Exercise details
What is needed here is an exact printout of the data, with no pictures included.

Supplied data
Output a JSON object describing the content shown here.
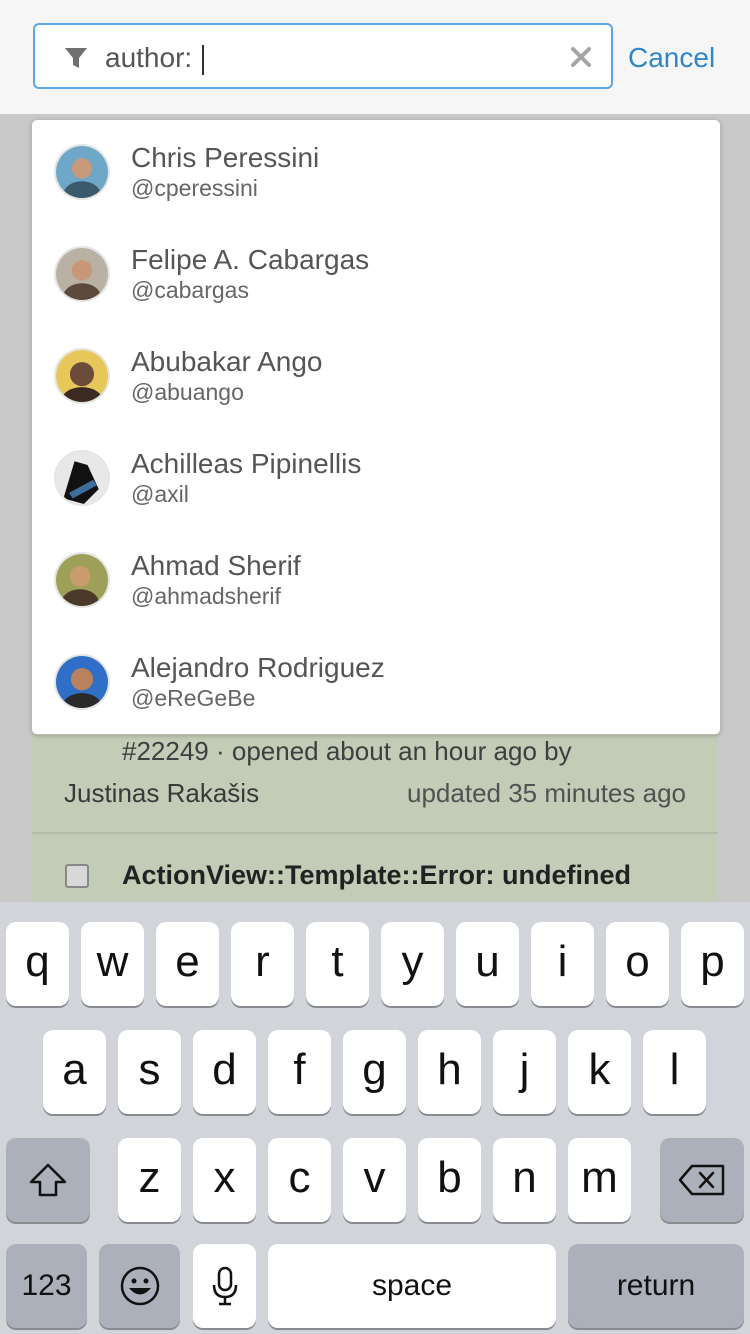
{
  "search": {
    "value": "author: ",
    "cancel_label": "Cancel"
  },
  "users": [
    {
      "name": "Chris Peressini",
      "handle": "@cperessini",
      "avatar_colors": [
        "#6fa7c9",
        "#3b5b6d",
        "#c89a7c"
      ]
    },
    {
      "name": "Felipe A. Cabargas",
      "handle": "@cabargas",
      "avatar_colors": [
        "#b9b2a4",
        "#5b4a3c",
        "#c8977a"
      ]
    },
    {
      "name": "Abubakar Ango",
      "handle": "@abuango",
      "avatar_colors": [
        "#e8c75a",
        "#3a2a22",
        "#6b4b3a"
      ]
    },
    {
      "name": "Achilleas Pipinellis",
      "handle": "@axil",
      "avatar_colors": [
        "#3d6f9c",
        "#111111",
        "#e8e8e8"
      ]
    },
    {
      "name": "Ahmad Sherif",
      "handle": "@ahmadsherif",
      "avatar_colors": [
        "#9ea05a",
        "#4b3a2a",
        "#c99c6e"
      ]
    },
    {
      "name": "Alejandro Rodriguez",
      "handle": "@eReGeBe",
      "avatar_colors": [
        "#2f6fc7",
        "#2a2a2a",
        "#b8825e"
      ]
    }
  ],
  "issue": {
    "meta": "#22249 · opened about an hour ago by",
    "author": "Justinas Rakašis",
    "updated": "updated 35 minutes ago",
    "title": "ActionView::Template::Error: undefined"
  },
  "keyboard": {
    "row1": [
      "q",
      "w",
      "e",
      "r",
      "t",
      "y",
      "u",
      "i",
      "o",
      "p"
    ],
    "row2": [
      "a",
      "s",
      "d",
      "f",
      "g",
      "h",
      "j",
      "k",
      "l"
    ],
    "row3": [
      "z",
      "x",
      "c",
      "v",
      "b",
      "n",
      "m"
    ],
    "numbers_label": "123",
    "space_label": "space",
    "return_label": "return",
    "icons": [
      "shift-icon",
      "backspace-icon",
      "emoji-icon",
      "microphone-icon"
    ]
  },
  "colors": {
    "accent": "#2f86c9",
    "focus_border": "#5aa7e6",
    "issue_bg": "#c2ccb6"
  }
}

Written response
Output a JSON object describing the content shown here.
{
  "search": {
    "value": "author: ",
    "cancel_label": "Cancel"
  },
  "users": [
    {
      "name": "Chris Peressini",
      "handle": "@cperessini",
      "avatar_colors": [
        "#6fa7c9",
        "#3b5b6d",
        "#c89a7c"
      ]
    },
    {
      "name": "Felipe A. Cabargas",
      "handle": "@cabargas",
      "avatar_colors": [
        "#b9b2a4",
        "#5b4a3c",
        "#c8977a"
      ]
    },
    {
      "name": "Abubakar Ango",
      "handle": "@abuango",
      "avatar_colors": [
        "#e8c75a",
        "#3a2a22",
        "#6b4b3a"
      ]
    },
    {
      "name": "Achilleas Pipinellis",
      "handle": "@axil",
      "avatar_colors": [
        "#3d6f9c",
        "#111111",
        "#e8e8e8"
      ]
    },
    {
      "name": "Ahmad Sherif",
      "handle": "@ahmadsherif",
      "avatar_colors": [
        "#9ea05a",
        "#4b3a2a",
        "#c99c6e"
      ]
    },
    {
      "name": "Alejandro Rodriguez",
      "handle": "@eReGeBe",
      "avatar_colors": [
        "#2f6fc7",
        "#2a2a2a",
        "#b8825e"
      ]
    }
  ],
  "issue": {
    "meta": "#22249 · opened about an hour ago by",
    "author": "Justinas Rakašis",
    "updated": "updated 35 minutes ago",
    "title": "ActionView::Template::Error: undefined"
  },
  "keyboard": {
    "row1": [
      "q",
      "w",
      "e",
      "r",
      "t",
      "y",
      "u",
      "i",
      "o",
      "p"
    ],
    "row2": [
      "a",
      "s",
      "d",
      "f",
      "g",
      "h",
      "j",
      "k",
      "l"
    ],
    "row3": [
      "z",
      "x",
      "c",
      "v",
      "b",
      "n",
      "m"
    ],
    "numbers_label": "123",
    "space_label": "space",
    "return_label": "return",
    "icons": [
      "shift-icon",
      "backspace-icon",
      "emoji-icon",
      "microphone-icon"
    ]
  },
  "colors": {
    "accent": "#2f86c9",
    "focus_border": "#5aa7e6",
    "issue_bg": "#c2ccb6"
  }
}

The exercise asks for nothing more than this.